**Try it**
Return all the entries below exactly as they were given.

**Exercise inputs**
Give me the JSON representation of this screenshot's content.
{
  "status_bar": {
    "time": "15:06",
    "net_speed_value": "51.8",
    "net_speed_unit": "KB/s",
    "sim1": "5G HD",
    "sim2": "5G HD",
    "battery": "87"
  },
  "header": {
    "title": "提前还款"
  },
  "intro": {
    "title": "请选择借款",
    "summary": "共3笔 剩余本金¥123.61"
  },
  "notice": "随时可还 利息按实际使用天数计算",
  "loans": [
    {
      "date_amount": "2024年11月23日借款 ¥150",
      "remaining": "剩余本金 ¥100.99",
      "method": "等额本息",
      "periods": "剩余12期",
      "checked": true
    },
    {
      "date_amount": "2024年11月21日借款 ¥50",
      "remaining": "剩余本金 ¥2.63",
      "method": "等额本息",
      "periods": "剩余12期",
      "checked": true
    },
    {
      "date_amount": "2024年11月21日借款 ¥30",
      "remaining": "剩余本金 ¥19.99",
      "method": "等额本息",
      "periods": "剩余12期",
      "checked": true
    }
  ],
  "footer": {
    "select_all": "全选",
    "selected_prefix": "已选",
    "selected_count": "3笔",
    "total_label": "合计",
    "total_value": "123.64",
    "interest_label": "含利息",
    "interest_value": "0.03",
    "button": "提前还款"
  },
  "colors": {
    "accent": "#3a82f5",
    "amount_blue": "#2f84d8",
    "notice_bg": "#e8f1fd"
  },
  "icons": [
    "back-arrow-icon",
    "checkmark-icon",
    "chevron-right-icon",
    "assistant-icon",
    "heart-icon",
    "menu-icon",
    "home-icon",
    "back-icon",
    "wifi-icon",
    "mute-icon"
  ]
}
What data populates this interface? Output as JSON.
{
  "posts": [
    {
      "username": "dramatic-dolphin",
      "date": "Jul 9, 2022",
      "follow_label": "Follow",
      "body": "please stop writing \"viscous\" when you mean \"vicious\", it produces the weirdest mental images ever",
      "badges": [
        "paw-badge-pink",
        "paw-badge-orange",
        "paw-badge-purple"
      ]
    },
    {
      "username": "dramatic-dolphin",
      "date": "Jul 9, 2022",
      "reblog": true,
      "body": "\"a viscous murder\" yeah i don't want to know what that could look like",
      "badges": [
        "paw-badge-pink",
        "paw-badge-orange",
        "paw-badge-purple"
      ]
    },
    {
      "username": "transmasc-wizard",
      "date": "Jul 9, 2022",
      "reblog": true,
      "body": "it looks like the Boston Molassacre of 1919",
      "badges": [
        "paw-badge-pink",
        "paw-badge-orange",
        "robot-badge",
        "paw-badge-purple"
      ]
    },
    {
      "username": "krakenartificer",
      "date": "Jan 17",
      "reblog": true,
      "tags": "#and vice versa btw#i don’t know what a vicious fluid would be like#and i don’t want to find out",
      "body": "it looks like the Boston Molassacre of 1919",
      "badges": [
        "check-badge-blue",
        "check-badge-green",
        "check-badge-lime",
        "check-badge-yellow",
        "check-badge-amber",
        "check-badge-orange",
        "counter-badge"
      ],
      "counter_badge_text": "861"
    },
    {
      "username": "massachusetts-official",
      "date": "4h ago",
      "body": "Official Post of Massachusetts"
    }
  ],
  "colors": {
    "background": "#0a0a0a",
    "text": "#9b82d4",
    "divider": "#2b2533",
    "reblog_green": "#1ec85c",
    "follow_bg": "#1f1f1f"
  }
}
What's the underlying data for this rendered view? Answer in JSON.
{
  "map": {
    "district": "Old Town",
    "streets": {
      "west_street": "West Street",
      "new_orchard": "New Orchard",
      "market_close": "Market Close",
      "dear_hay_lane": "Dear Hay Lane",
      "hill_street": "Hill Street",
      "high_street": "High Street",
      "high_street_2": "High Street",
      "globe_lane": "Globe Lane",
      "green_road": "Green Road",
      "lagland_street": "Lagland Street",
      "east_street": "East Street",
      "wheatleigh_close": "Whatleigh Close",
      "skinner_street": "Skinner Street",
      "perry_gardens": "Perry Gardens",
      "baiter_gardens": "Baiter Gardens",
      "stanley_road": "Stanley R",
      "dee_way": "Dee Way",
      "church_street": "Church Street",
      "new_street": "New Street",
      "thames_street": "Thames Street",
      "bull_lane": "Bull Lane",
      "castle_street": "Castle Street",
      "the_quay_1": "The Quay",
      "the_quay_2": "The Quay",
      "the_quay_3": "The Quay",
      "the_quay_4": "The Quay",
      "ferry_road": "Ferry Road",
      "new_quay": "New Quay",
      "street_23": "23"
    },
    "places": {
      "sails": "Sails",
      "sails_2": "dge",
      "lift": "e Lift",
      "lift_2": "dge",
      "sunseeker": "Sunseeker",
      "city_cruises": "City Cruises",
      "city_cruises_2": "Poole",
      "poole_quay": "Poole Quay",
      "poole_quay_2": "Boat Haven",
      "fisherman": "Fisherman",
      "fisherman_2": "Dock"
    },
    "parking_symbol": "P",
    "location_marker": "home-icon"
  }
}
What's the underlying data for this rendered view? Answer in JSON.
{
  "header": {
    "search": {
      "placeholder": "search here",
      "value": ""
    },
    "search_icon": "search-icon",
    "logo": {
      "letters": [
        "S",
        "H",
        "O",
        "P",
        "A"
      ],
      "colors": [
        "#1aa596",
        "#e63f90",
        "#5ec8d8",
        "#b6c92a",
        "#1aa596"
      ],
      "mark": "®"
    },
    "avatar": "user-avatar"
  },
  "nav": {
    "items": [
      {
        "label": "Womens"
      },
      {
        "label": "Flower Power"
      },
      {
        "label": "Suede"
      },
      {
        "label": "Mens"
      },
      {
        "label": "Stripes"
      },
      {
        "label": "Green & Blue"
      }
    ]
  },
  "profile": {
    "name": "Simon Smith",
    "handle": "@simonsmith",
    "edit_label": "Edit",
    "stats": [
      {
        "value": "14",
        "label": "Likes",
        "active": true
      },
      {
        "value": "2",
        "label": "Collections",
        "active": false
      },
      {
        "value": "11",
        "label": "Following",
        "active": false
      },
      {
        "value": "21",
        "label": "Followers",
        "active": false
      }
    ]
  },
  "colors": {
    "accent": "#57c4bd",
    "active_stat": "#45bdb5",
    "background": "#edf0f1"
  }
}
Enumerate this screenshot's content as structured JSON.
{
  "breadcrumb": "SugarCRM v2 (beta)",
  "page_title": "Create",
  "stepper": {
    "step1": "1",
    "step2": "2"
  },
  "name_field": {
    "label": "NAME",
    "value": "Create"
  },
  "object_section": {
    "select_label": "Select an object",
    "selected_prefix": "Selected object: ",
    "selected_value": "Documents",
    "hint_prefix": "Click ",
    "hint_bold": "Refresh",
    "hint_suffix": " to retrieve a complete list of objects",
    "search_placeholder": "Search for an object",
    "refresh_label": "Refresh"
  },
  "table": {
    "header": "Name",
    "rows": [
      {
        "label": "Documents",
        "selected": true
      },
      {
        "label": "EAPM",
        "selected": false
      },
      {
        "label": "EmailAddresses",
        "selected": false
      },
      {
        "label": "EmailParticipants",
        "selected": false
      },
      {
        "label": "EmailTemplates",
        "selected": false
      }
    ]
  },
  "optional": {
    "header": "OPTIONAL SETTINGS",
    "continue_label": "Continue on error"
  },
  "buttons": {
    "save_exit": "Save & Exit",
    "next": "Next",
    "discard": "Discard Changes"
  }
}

**Output below**
Give me the JSON representation of this screenshot's content.
{
  "status_bar": {
    "time": "15:06",
    "net_speed_value": "51.8",
    "net_speed_unit": "KB/s",
    "sim1": "5G HD",
    "sim2": "5G HD",
    "battery": "87"
  },
  "header": {
    "title": "提前还款"
  },
  "intro": {
    "title": "请选择借款",
    "summary": "共3笔 剩余本金¥123.61"
  },
  "notice": "随时可还 利息按实际使用天数计算",
  "loans": [
    {
      "date_amount": "2024年11月23日借款 ¥150",
      "remaining": "剩余本金 ¥100.99",
      "method": "等额本息",
      "periods": "剩余12期",
      "checked": true
    },
    {
      "date_amount": "2024年11月21日借款 ¥50",
      "remaining": "剩余本金 ¥2.63",
      "method": "等额本息",
      "periods": "剩余12期",
      "checked": true
    },
    {
      "date_amount": "2024年11月21日借款 ¥30",
      "remaining": "剩余本金 ¥19.99",
      "method": "等额本息",
      "periods": "剩余12期",
      "checked": true
    }
  ],
  "footer": {
    "select_all": "全选",
    "selected_prefix": "已选",
    "selected_count": "3笔",
    "total_label": "合计",
    "total_value": "123.64",
    "interest_label": "含利息",
    "interest_value": "0.03",
    "button": "提前还款"
  },
  "colors": {
    "accent": "#3a82f5",
    "amount_blue": "#2f84d8",
    "notice_bg": "#e8f1fd"
  },
  "icons": [
    "back-arrow-icon",
    "checkmark-icon",
    "chevron-right-icon",
    "assistant-icon",
    "heart-icon",
    "menu-icon",
    "home-icon",
    "back-icon",
    "wifi-icon",
    "mute-icon"
  ]
}
What data populates this interface? Output as JSON.
{
  "posts": [
    {
      "username": "dramatic-dolphin",
      "date": "Jul 9, 2022",
      "follow_label": "Follow",
      "body": "please stop writing \"viscous\" when you mean \"vicious\", it produces the weirdest mental images ever",
      "badges": [
        "paw-badge-pink",
        "paw-badge-orange",
        "paw-badge-purple"
      ]
    },
    {
      "username": "dramatic-dolphin",
      "date": "Jul 9, 2022",
      "reblog": true,
      "body": "\"a viscous murder\" yeah i don't want to know what that could look like",
      "badges": [
        "paw-badge-pink",
        "paw-badge-orange",
        "paw-badge-purple"
      ]
    },
    {
      "username": "transmasc-wizard",
      "date": "Jul 9, 2022",
      "reblog": true,
      "body": "it looks like the Boston Molassacre of 1919",
      "badges": [
        "paw-badge-pink",
        "paw-badge-orange",
        "robot-badge",
        "paw-badge-purple"
      ]
    },
    {
      "username": "krakenartificer",
      "date": "Jan 17",
      "reblog": true,
      "tags": "#and vice versa btw#i don’t know what a vicious fluid would be like#and i don’t want to find out",
      "body": "it looks like the Boston Molassacre of 1919",
      "badges": [
        "check-badge-blue",
        "check-badge-green",
        "check-badge-lime",
        "check-badge-yellow",
        "check-badge-amber",
        "check-badge-orange",
        "counter-badge"
      ],
      "counter_badge_text": "861"
    },
    {
      "username": "massachusetts-official",
      "date": "4h ago",
      "body": "Official Post of Massachusetts"
    }
  ],
  "colors": {
    "background": "#0a0a0a",
    "text": "#9b82d4",
    "divider": "#2b2533",
    "reblog_green": "#1ec85c",
    "follow_bg": "#1f1f1f"
  }
}
What's the underlying data for this rendered view? Answer in JSON.
{
  "map": {
    "district": "Old Town",
    "streets": {
      "west_street": "West Street",
      "new_orchard": "New Orchard",
      "market_close": "Market Close",
      "dear_hay_lane": "Dear Hay Lane",
      "hill_street": "Hill Street",
      "high_street": "High Street",
      "high_street_2": "High Street",
      "globe_lane": "Globe Lane",
      "green_road": "Green Road",
      "lagland_street": "Lagland Street",
      "east_street": "East Street",
      "wheatleigh_close": "Whatleigh Close",
      "skinner_street": "Skinner Street",
      "perry_gardens": "Perry Gardens",
      "baiter_gardens": "Baiter Gardens",
      "stanley_road": "Stanley R",
      "dee_way": "Dee Way",
      "church_street": "Church Street",
      "new_street": "New Street",
      "thames_street": "Thames Street",
      "bull_lane": "Bull Lane",
      "castle_street": "Castle Street",
      "the_quay_1": "The Quay",
      "the_quay_2": "The Quay",
      "the_quay_3": "The Quay",
      "the_quay_4": "The Quay",
      "ferry_road": "Ferry Road",
      "new_quay": "New Quay",
      "street_23": "23"
    },
    "places": {
      "sails": "Sails",
      "sails_2": "dge",
      "lift": "e Lift",
      "lift_2": "dge",
      "sunseeker": "Sunseeker",
      "city_cruises": "City Cruises",
      "city_cruises_2": "Poole",
      "poole_quay": "Poole Quay",
      "poole_quay_2": "Boat Haven",
      "fisherman": "Fisherman",
      "fisherman_2": "Dock"
    },
    "parking_symbol": "P",
    "location_marker": "home-icon"
  }
}
What's the underlying data for this rendered view? Answer in JSON.
{
  "header": {
    "search": {
      "placeholder": "search here",
      "value": ""
    },
    "search_icon": "search-icon",
    "logo": {
      "letters": [
        "S",
        "H",
        "O",
        "P",
        "A"
      ],
      "colors": [
        "#1aa596",
        "#e63f90",
        "#5ec8d8",
        "#b6c92a",
        "#1aa596"
      ],
      "mark": "®"
    },
    "avatar": "user-avatar"
  },
  "nav": {
    "items": [
      {
        "label": "Womens"
      },
      {
        "label": "Flower Power"
      },
      {
        "label": "Suede"
      },
      {
        "label": "Mens"
      },
      {
        "label": "Stripes"
      },
      {
        "label": "Green & Blue"
      }
    ]
  },
  "profile": {
    "name": "Simon Smith",
    "handle": "@simonsmith",
    "edit_label": "Edit",
    "stats": [
      {
        "value": "14",
        "label": "Likes",
        "active": true
      },
      {
        "value": "2",
        "label": "Collections",
        "active": false
      },
      {
        "value": "11",
        "label": "Following",
        "active": false
      },
      {
        "value": "21",
        "label": "Followers",
        "active": false
      }
    ]
  },
  "colors": {
    "accent": "#57c4bd",
    "active_stat": "#45bdb5",
    "background": "#edf0f1"
  }
}
Enumerate this screenshot's content as structured JSON.
{
  "breadcrumb": "SugarCRM v2 (beta)",
  "page_title": "Create",
  "stepper": {
    "step1": "1",
    "step2": "2"
  },
  "name_field": {
    "label": "NAME",
    "value": "Create"
  },
  "object_section": {
    "select_label": "Select an object",
    "selected_prefix": "Selected object: ",
    "selected_value": "Documents",
    "hint_prefix": "Click ",
    "hint_bold": "Refresh",
    "hint_suffix": " to retrieve a complete list of objects",
    "search_placeholder": "Search for an object",
    "refresh_label": "Refresh"
  },
  "table": {
    "header": "Name",
    "rows": [
      {
        "label": "Documents",
        "selected": true
      },
      {
        "label": "EAPM",
        "selected": false
      },
      {
        "label": "EmailAddresses",
        "selected": false
      },
      {
        "label": "EmailParticipants",
        "selected": false
      },
      {
        "label": "EmailTemplates",
        "selected": false
      }
    ]
  },
  "optional": {
    "header": "OPTIONAL SETTINGS",
    "continue_label": "Continue on error"
  },
  "buttons": {
    "save_exit": "Save & Exit",
    "next": "Next",
    "discard": "Discard Changes"
  }
}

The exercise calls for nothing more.